Michelle McNamara’s obsessive take on one of the most violent criminals in California history breathed new life into a cold case investigation and launched an online manhunt for the “Golden State Killer”—a serial rapist and killer who may still be out there.
Amy Feitelberg, photo director:
It stayed with me for many reasons but two things stand out: how the killer would eat food out of his victims’ refrigerators, and the recording of his voice we published online. Sometimes I think of it when it's dark out and it freaks me out!
Summer Austin, editorial intern:
I find the unknown whereabouts of the Golden State Killer terrifying. One part that stayed with me was "Mad appeared to be his favorite word. Is it still?

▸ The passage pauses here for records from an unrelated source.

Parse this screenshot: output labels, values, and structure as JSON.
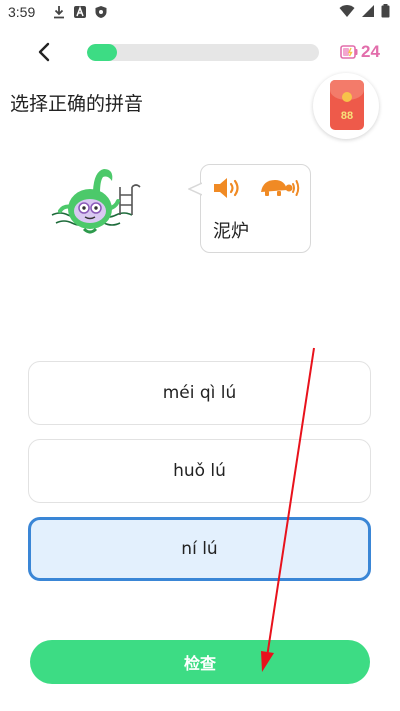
{
  "status_bar": {
    "time": "3:59"
  },
  "header": {
    "progress_fraction": 0.13,
    "energy_count": "24"
  },
  "question": {
    "prompt": "选择正确的拼音",
    "word": "泥炉"
  },
  "reward": {
    "amount": "88"
  },
  "options": [
    {
      "label": "méi qì lú",
      "selected": false
    },
    {
      "label": "huǒ lú",
      "selected": false
    },
    {
      "label": "ní lú",
      "selected": true
    }
  ],
  "actions": {
    "check_label": "检查"
  },
  "colors": {
    "accent_green": "#3ddc84",
    "selected_border": "#3a86d6",
    "selected_bg": "#e3f0fd",
    "audio_orange": "#f08a24",
    "energy_pink": "#e26dab",
    "annotation_red": "#e8121c"
  },
  "icons": [
    "download-icon",
    "a-badge-icon",
    "shield-icon",
    "wifi-icon",
    "signal-icon",
    "battery-icon",
    "back-arrow-icon",
    "energy-battery-icon",
    "red-packet-icon",
    "mascot-icon",
    "speaker-icon",
    "turtle-slow-icon"
  ]
}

Or is he no longer the masked intruder working the bedroom screen with a screwdriver but the father in the button-down cardigan checking the locks on his back door?" I think everyone who has read the story wants to know who and where the suspect is now, and McNamara's description of him checking his own locks is especially powerful.
When the patriarch of the popular fast-food chain killed his mother and sister, then himself, he left behind a family wrestling with fate—and each other. Mark Arax told their story in 2008.
Elina Shatkin, senior editor:
This feature is a thoroughly researched deep dive that added new and chilling information about a case that had been reported elsewhere—but never with the same level of detail or insight.
Mitrice Richardson was a recent college graduate when she was jailed briefly for trying to skip out on a dinner tab in Malibu, then released without a ride, a phone, or money in the middle of the night. She went missing that night, and her remains were discovered in the Santa Monica Mountains nearly one year later. The mystery of her death was unsolved when Mike Kessler penned this investigative report. It remains that way, still.
Shayna Rose Arnold, senior editor:
I grew up not far from the sheriff’s station where Mitrice Richardson was last seen before her disappearance. Like many of the readers who’ve weighed in on the story, I continue to wonder what caused her very suspicious death.